The process of designing an ASIC top level requires the designer to start from functional block diagram of a chip, typically produced by the chip architecture team based the chip functionality and produces a physical block diagram.
The physical block diagram can then be used to create the device floor plan. In many cases the physical block diagram results in a change to the logical partitioning of the device, converting it into a design which is more robust and implementable.
A partition of the logic which is suitable for the physical constraints of the device can reduce the device area, and top level routing congestion. It can also significantly reduce the effort of timing closure and ultimately, the development schedule risks.
Let’s consider an example where the differences between the functional and physical block diagram is significant.
The below drawing shows the functional block diagram of a pipelined processing device where the data flow starts at one end of the pipe and ends in the other, the device implements two separate algorithms sharing the same system interfaces and a central resource accessible from both sides. The pipes have some identical parts of the logic which is per input and output port (A1 and A3, B1 and B3) and some common logic (A2).
You might think that the physical block diagram is trivial; we should just use the logical block partitioning, divide the chip into 3 parts. One for pipe A including A1, A2 and A3 and the other is for pipe B including B1, B2 and B3 and the third would include the central resource T1 and the muxes. Although this would seem logical, the better solution would be to bundle A1 with B1, A2 with B2 and the central resource T1 and finally, A3, B3 and the output muxes. This would result in better access to the I/O by both pipes as A1 and B1 would effectively be merged together. It would also improve the access to the shared resource by A2 and B2. The bellow drawing shows this partition option. This type of partition would make even more sense if you know that the T1 block is actually a very large memory array.
The above example shows that partitioning the logic in a way that is in line with the physical perspective may require changes to the hierarchical structure of the chip, but will result in less routing at the top level, better timing and a floor-plan which is more robust.
Now let’s add some more physical constraints. We now assume that the ports are large parallel busses that cannot be placed on the same side of the device. The port connectivity we need is as described in the drawing below.
In this case, we need to rearrange the processing blocks differently, in order to avoid long routing of the input and output signals.

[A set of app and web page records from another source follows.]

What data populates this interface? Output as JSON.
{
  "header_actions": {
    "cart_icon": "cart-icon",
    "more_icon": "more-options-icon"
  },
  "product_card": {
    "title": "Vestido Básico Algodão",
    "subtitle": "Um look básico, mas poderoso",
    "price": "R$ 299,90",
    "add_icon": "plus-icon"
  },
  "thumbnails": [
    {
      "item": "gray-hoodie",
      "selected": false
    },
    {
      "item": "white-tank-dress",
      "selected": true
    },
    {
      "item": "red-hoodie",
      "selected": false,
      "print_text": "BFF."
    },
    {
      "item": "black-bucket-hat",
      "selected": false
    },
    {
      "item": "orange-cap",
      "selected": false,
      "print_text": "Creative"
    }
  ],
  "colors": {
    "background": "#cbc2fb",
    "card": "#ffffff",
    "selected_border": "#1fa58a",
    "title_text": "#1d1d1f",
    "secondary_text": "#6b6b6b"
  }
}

The resulting physical block diagram would be as the drawing below. Note that this is a block diagram, no an actual floor-plan, so obviously you need to do something about the empty spaces.
If you look recall that the logical block in the same colors (A1-P0, A1-P1 etc..) are identical, you can come up with a single physical design block for all 4 sides of the chip and just place each one in its own rotation. This will result in only 2 physical blocks to design and significantly reduce the overall design effort.
This example shows the type of reasoning and thinking required in order to come up with a robust physical block diagram for your chip. Naturally every device is different, but this type of design can apply to any shape or structure producing benefits in area, power, schedule, risk and effort.
- The physical block diagram design process can be guided by the following questions:
- Where are the interfaces? Is there a match between the logical pin-out and the physical constraints for pin placement?
- Where are the top level large busses? How can you minimize the traveling distance of those busses?
- Are there any pieces of logic that are multiply instantiated? Are those a potential for block re-partitioning that would improve physical design predictability.
- Are there any shared resources, accessed from different blocks? Can those pieces of logic be joined together? What is the right way to partition the logic in this case?
- Where are the large embedded memory arrays of the device? What would be their impact on the floor-plan? Will a different partition enable better access to those memories? Can the data flow in the device go through those large memory arrays?
Ask yourself and your team those questions and you are half way to a better floor-plan.